I mentioned at the beginning of this item the talk that David Maslen gave us and it was his referral to a particular source of stress that started me off on this subject. It was one which until then, I had never even considered but as I listened to David it began to make more and more sense. He was referring to bee space, the distance between brood frames. We all know that bees like to be able to move around the comb without their backs touching each other and I had always imagined the spacing of Hoffman frames had taken account of this. Not so said David, wild comb is formed at 38mm centres as opposed to the Hoffman spacing which is 35mm. Only three millimetres but as David said, to a bee that’s a lot. Imagine the effect on the bees bearing in mind, they spend most of their lives in the  brood chamber.                                                                                                                                                   I’ve tried to imagine having to push my way through a busy corridor which had suddenly been restricted by two or three feet and this is not just once but all day and night. Stressful, I can imagine nothing worse. So why are the frames spaced thus, well, seemingly it is to restrict the production of drones but we know that this in itself is stress inducing. Bees like plenty of drones in the hive, it is beekeepers who don’t, so this spacing issue is a double edged sword. So. what to do.

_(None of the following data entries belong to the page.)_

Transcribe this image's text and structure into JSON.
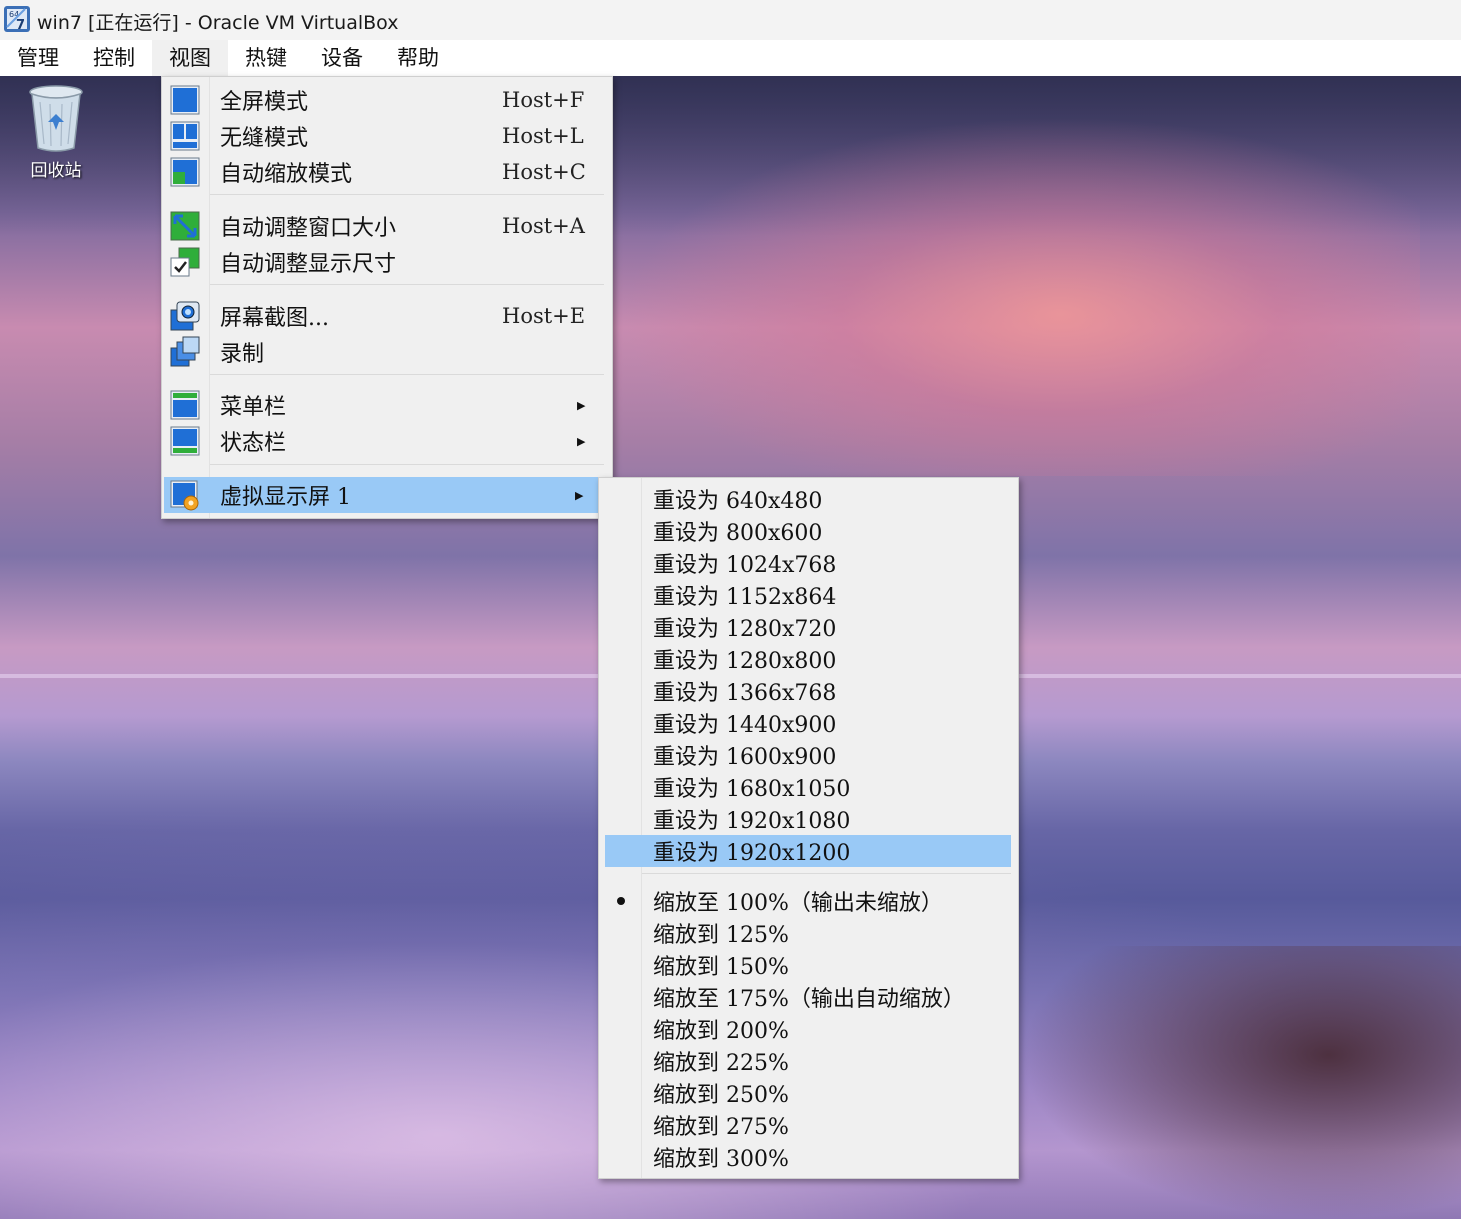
{
  "window": {
    "title": "win7 [正在运行] - Oracle VM VirtualBox"
  },
  "menubar": {
    "items": [
      "管理",
      "控制",
      "视图",
      "热键",
      "设备",
      "帮助"
    ],
    "active": "视图"
  },
  "desktop": {
    "recycle_bin_label": "回收站"
  },
  "view_menu": {
    "items": [
      {
        "label": "全屏模式",
        "shortcut": "Host+F",
        "icon": "fullscreen-icon"
      },
      {
        "label": "无缝模式",
        "shortcut": "Host+L",
        "icon": "seamless-icon"
      },
      {
        "label": "自动缩放模式",
        "shortcut": "Host+C",
        "icon": "scale-mode-icon"
      },
      {
        "label": "自动调整窗口大小",
        "shortcut": "Host+A",
        "icon": "adjust-window-icon"
      },
      {
        "label": "自动调整显示尺寸",
        "shortcut": "",
        "icon": "auto-resize-guest-icon"
      },
      {
        "label": "屏幕截图...",
        "shortcut": "Host+E",
        "icon": "screenshot-icon"
      },
      {
        "label": "录制",
        "shortcut": "",
        "icon": "recording-icon"
      },
      {
        "label": "菜单栏",
        "shortcut": "",
        "icon": "menubar-icon",
        "submenu": true
      },
      {
        "label": "状态栏",
        "shortcut": "",
        "icon": "statusbar-icon",
        "submenu": true
      },
      {
        "label": "虚拟显示屏 1",
        "shortcut": "",
        "icon": "virtual-screen-icon",
        "submenu": true,
        "highlighted": true
      }
    ]
  },
  "display_submenu": {
    "resize_items": [
      "重设为 640x480",
      "重设为 800x600",
      "重设为 1024x768",
      "重设为 1152x864",
      "重设为 1280x720",
      "重设为 1280x800",
      "重设为 1366x768",
      "重设为 1440x900",
      "重设为 1600x900",
      "重设为 1680x1050",
      "重设为 1920x1080",
      "重设为 1920x1200"
    ],
    "highlighted_resize": "重设为 1920x1200",
    "scale_items": [
      "缩放至 100%（输出未缩放）",
      "缩放到 125%",
      "缩放到 150%",
      "缩放至 175%（输出自动缩放）",
      "缩放到 200%",
      "缩放到 225%",
      "缩放到 250%",
      "缩放到 275%",
      "缩放到 300%"
    ],
    "checked_scale": "缩放至 100%（输出未缩放）"
  },
  "colors": {
    "menu_bg": "#f0f0f0",
    "highlight": "#99c9f6",
    "icon_blue": "#1f6fd6",
    "icon_green": "#2fae3a"
  }
}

I mentioned earlier the plight of hive number three, well, sadly they didn’t make it. The bright side though is that now I have a spare hive to experiment with and I intend to put this increased spacing of the brood frames to the test. So how best to achieve the new spacing. Ideally I suppose, one would commission a number of frames made to the new specifications but I’m looking for a way which, A, I can afford and B, which can easily be reversed if required. I first experimented with pins driven into the edges of the frames to a depth of 3 mm but on reflection have decided against that thinking the bees would quickly propolise them and that they would be unduly restrictive. Instead, have gone with pins in the brood walls. Hopefully my pic’s will describe more aptly what I’m trying to do.












So, this is how I’m going to configure the revised spacings in the new hive, I have no idea whether it will work or if indeed it will make any significant difference but I intend to give it a try. I am convinced that stress is a significant factor in the well being of our bees and I urge you to give it some thought.

It’s the middle of April now and I still haven’t had my first full hive inspection, everything seems to be running about a month late. Having an empty hive now did however give me the opportunity to change all the floors, although under normal circumstances, this would have been carried out in March. With the spare floor from the empty hive, this having been cleaned and scoured with a blow torch, it was a quick and simple task to perform. The spare floor was placed alongside hive 1 with the entrance facing the same way. The hive was then lifted onto the new floor and was then slid back to it’s original position. That floor then received the same treatment before being given to hive 2 and so on. The whole operation took less than half an hour and I don’t suppose the bees were even aware that it had taken place. Lifting the hives onto their new floors also gave me an indication as to their stores levels. 1 and 7 were a little light and were given syrup. I was pleased to have got the floors sorted out, as I said, this would normally have been done weeks earlier but, “better late than never” I suppose. I was also pleased to see that in the main, they were clean with no more corpses present than one would expect. With the weather still so unpredictable, I took the decision to put off a full inspection a little longer. The condition of the floors and the fact that the bees were flying on all but the worst of days suggested that things were moving along reasonably well inside the hives and this further re-enforced my decision to hold back my first full inspection.